Is Cholesterol Hereditary: Familial Hypercholesterolemia Causes, Test

Question: Is cholesterol genetic? Can a person inherit high cholesterol from his parents if they have high levels? What is FH, and can it be inherited? What are the visible clues for FH? Which test provides accurate information and confirms if one has FH?

Is Cholesterol Hereditary

It is possible for an individual to inherit high blood cholesterol from his parents. Inherited lipid abnormality, excess body weight and other factors can contribute to high cholesterol. When children whose parent or grandparent had premature heart disease were screened, about one-third of the children exhibited some form of lipid abnormality.

Familial Hypercholesterolemia (FH) Causes

Familial hypercholesterolemia (FH) is the most common form of inherited high-cholesterol passed by the genes. This is caused by defective LDL receptors that cannot remove adequate cholesterol from the cells, so there is an accumulation and deposition in the arteries.

FH affects about one individual among five hundred people. If either of the parents of an individual has FH then there is a fifty percent chance of the individual developing heart disease by the age of fifty in a female or by the age of forty if a male. And if an individual has inherited FH from both the parents (this is a very rare case and occurs among one in a million) then he will develop heart disease before the age of twenty and will have very few LDL receptors functioning.
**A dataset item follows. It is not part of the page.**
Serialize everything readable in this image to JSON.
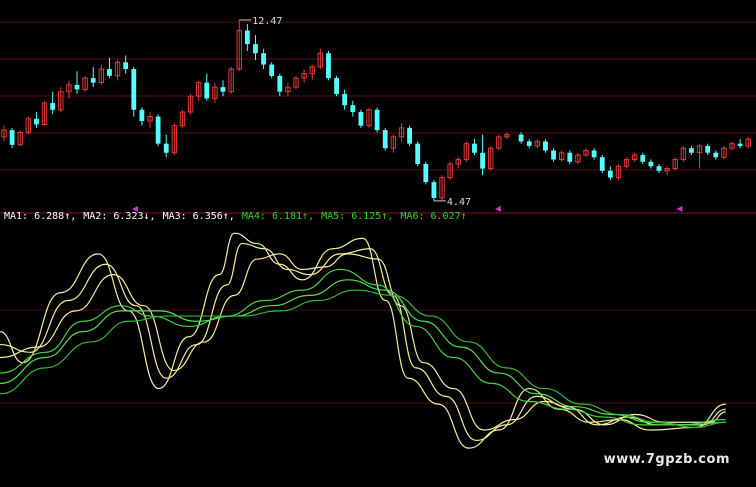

Familial Hypercholesterolemia Symptoms

The clues that hint of FH are –

  • If either of the parent or grandparent had a heart attack before the age of sixty (is the biggest clue).
  • If ones total cholesterol is above 300-400mg/dL or LDL is higher than 200mg/dL then it is a second clue.
  • And if an individual has inherited the FH gene from both the parents then his total cholesterol levels will be between 600 – 1,000mg/dL.
  • People with FH may have yellowish raised bumps called xanthomas. They are fatty deposits of cholesterol associated with inherited cholesterol disorder which settle in the elbows, knuckles or tendons of the knees. Xanthomas can also appear in young children, but it usually appears in a person in his twenties or thirties.
  • They may also have an opaque ring around the periphery of the cornea of their eyes.

One will be referred to a lipid specialist to perform a test for FH. The test involves extracting cells from skin tissue and growing them in a culture. The positive test for FH confirms that LDL receptors are defective. Tests also may become available which help to identify genetic blood markers called apolipoproteins (any of the protein constituents of lipoprotein) which seem to interfere and affect the clearance of cholesterol in people with inherited disorders.